Bumping this topic for the newer folks.
Hi well I think everyone is about right on here. I’ve grown the gamut. I have been growing aquaponicly since 2012.
Truth hydroponics uses less water and done correctly uses less nutrients. The rnft systems are perfect for this the obvious draw back as mentioned is the room for mechanical error.
I do believe aquaponics solves all these concerns. However the major downside to aquaponics is upfront cost. Ergo mthrfknature. Sorry I think can’t beat the ground under you feet, amend it, grow biology and get big nutrient rich yields.
However we do have water issues and hydro systems can help us out a lot. Some folks grow organic hydro but you still have the inputs to deal with.

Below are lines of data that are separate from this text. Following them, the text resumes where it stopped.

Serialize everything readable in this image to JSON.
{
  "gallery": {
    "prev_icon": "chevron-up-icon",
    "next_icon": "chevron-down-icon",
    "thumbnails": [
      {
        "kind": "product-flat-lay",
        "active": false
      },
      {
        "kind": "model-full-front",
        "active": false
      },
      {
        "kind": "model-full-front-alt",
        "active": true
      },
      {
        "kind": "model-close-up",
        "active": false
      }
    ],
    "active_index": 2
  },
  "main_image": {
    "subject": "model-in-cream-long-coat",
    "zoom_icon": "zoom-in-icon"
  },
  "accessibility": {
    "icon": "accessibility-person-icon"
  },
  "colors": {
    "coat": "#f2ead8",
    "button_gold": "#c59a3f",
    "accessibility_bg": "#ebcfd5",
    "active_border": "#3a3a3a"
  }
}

I like aquaponics because it can be set up with raft beds, that are gravity fed and drained. If the power goes out your plants are in a large body of water. Also the large body of water creates stability. In a Nft system the instability comes from the low flow. It can get hot, and if you loose power the plants are in trouble quick.
In aquaponics like nft you are working with a consistently recirculating low nutrient density system. Then if drag back is even if you have the capital to set up a system. It’s an organic ecosystem and frankly it takes time to build an ecosystem. Most aquaponic growers say they get great grows starting year 4. So there’s that.

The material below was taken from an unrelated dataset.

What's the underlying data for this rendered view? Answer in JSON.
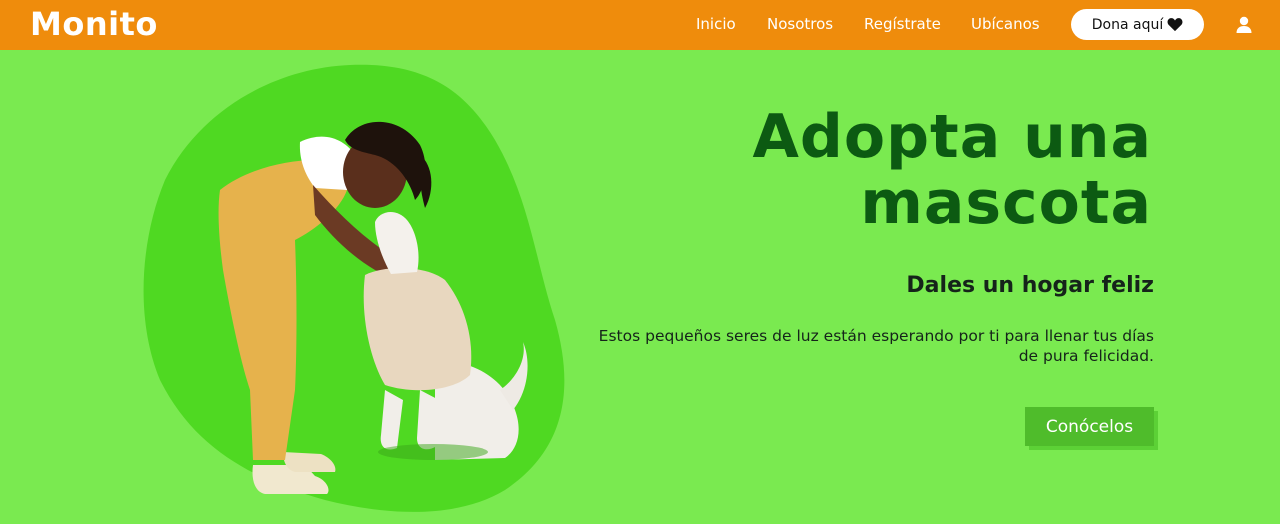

I know a lot of folks have had mixed success with aquaponics but we are all still learning and it’s getting better rapidly. I’ve personally grown some of the best buds straight rock bed media aquaponics.
On my YouTube channel i started to run a series that I grew this winter comparing aquaponic dual root zone, to veg bloom coir pots, in the same room. The veg bloom did awesome. The aquaponics did awesome. My wife and I smoked he aquaponics first. It just taste a lot better.
All In all. I grow both notill and aquaponics. I will phase more into aquaponics over time.
Btw good clean convo with out the arrogance. Good on y’all
@darlinggrowers could you please upload or link your YouTube series? I would love to check it out.
I’m obviously not a great videographer. I started to document my process but took a minute off while I sorted legal issues out. They are sorted and I’m starting to build the farm out. It’s gonna be a slow process since it’s just me with little funding.
My real goal is to have something to look back at. I’m gonna start posting more often. Thanks for the interest.
Those videos are great - I’m looking forward to the next one in the series!
Do you reuse the hydroton?
Organic NoTill Living-soil. Nothing even compares. Hydro is just disgusting. Who wants to smoke medicine impregnated by chemicals? And why would you want to support the companies who make them? The same companies making GMOs and pesticides are the same ones making your nutrients.
Organic soil is superior in quality, flavor and effectiveness. Our organic grows have always out yielded conventional grows too. And at a fraction of the cost. Not to mention, farming organically is good for the environment. Conventional practices are destroying the environment and ground water at alarming rates.
The way we see it, using chemical inputs is not farming. If you have to follow a feeding schedule, you are not a grower, just able to follow directions. Same to be said if you prepare a box or Mac n Cheese, it doesn’t make you a chef…
True farming is understanding the ecology and how the system works. You don’t feed the plant, you feed the soil. Take care of your microbes and they take care of your crop. Build the soil and your crop will get better and better every season. Never seen a reason not to grow organically in soil.
Yes the hydroton is re-usable. You want to clean it between usage, to remove roots and buildup. I put it in a mild bleach solution to sterilize, then soak in water before re-use. I’ve also tried different sizes of hydroton, from the small corn sized pellets to the large Quarter size balls. I definitely prefer the largest size, as the smaller stuff falls through the net pots, and can clog pumps. The largest size works great, easier to clean and the plant roots like it just as much.